So readers, what do you think? Does the reader’s reluctance to spend time with her friend make sense to you? Is she jealous, even though she says she isn’t? Can you identify with the way she is feeling? If her own self-image was better, would she be able to just be happy for her friend?
Letter received from a reader (Edited):
I am a married religious woman who works in a predominantly male environment. The other day a guy came into my office to ask a co-worker a question, and while the co-worker was looking up some info in the computer, the guy looked around, and very blatantly looked me up and down like I was something on display. I was dressed very modestly and did absolutely nothing to attract his attention. When his eyes finally finished their indolent stroll he looked at my face and even though he knew he was caught, he tried to hold my stare. Looked totally non-apologetic. I wanted to stare him down, or obviously ogle various parts of his anatomy, but I didn’t have the guts. Thankfully he got the answers he needed from my co-worker (also female (the only other one in the office), but not stare-worthy apparently) and left.

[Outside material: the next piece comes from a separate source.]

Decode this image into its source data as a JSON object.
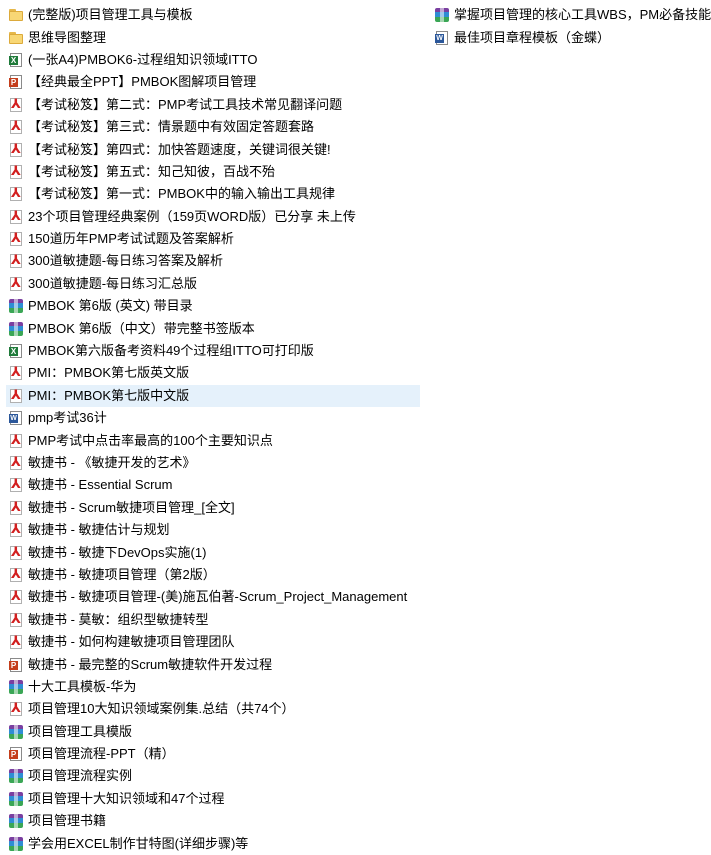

I was too intimidated to speak out or to get up and leave. What should I have done? What would you have done? How can I make sure it doesn’t happen again? Mama H, please help!!
HSM says: This has definitely happened to me. It never sits right with me, and I never yet have come up with a way to make a surreptitious ogler feel bad for it. I always feel like I need a shower after. Totally skeeved out sometimes. If you have to work more with this guy and this is a repeated pattern of his behaviour, I would bring it up with a supervisor. Good luck!!

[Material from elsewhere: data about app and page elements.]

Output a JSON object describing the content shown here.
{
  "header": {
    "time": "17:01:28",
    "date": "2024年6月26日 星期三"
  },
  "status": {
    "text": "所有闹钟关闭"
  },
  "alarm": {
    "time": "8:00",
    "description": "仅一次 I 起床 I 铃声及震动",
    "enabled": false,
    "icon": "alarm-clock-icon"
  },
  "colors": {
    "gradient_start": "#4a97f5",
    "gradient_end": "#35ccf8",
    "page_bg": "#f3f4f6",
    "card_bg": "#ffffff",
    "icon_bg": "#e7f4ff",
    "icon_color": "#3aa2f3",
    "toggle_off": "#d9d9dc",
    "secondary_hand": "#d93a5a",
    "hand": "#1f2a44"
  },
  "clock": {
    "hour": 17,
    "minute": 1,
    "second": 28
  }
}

Perhaps some of my other readers have other suggestions?
I received this letter over the weekend, and took some time to think about my answer. I will say what I think, and then ask you, dear readers, to chime in with your opinions.
I love your blog. You are just so fresh and honest and funny. I wanted to ask you a question. Is it normal for a husband to look at other women? Does the KoD look at other women? It bothers me. I do my best to make the most of my looks, and I think I am attractive, but I always notice my husband glancing at the women around us, in restaurants or at simchas. Does this mean that after two years of marriage he isn’t attracted to me anymore?
I think it is normal for anyone to look and appreciate a thing of beauty. If you go to the bakery for bread, you notice the yummy cakes and desserts. But if you are on a diet you don’t buy them. They are not ugly to you, only forbidden. They look great and you can appreciate their splendor. But you walk out of the bakery only with what you came in for.
We notice many things around us, and for some people it happens to be that they notice the opposite sex a lot more than others do. If your husband is looking at other women it doesn’t mean that he wants to be with them. From what I understand, men are by nature more visual than women. Me, I notice good looking guys and I notice good looking women. I am sure sometimes I stare when I see a particularly attractive specimen. It doesn’t mean that I want to ditch my marriage to be with that person. I don’t. I just take a few seconds to appreciate the beauty that God has created. And I move on with my day. I will be honest, I have never seen the KoD checking out another woman, unless I have pointed her out to him. But I do believe he is the exception rather than the rule.
If it makes you that uncomfortable, talk to your husband. Tell him that it bothers you and express your concern that he no longer sees you as attractive. I am sure he does not even realize he is checking out other women. Once you make him aware of his behaviour, it’s possible he will do it less, or at least be more aware of himself when he is out with you.
Disclaimer: I am NOT a licensed therapist nor even claim to know what I am talking about. Do not make any decisions based on anything I say. Professional help should always be sought when there are issues to deal with.
OK readers, now it’s your turn to chime in…..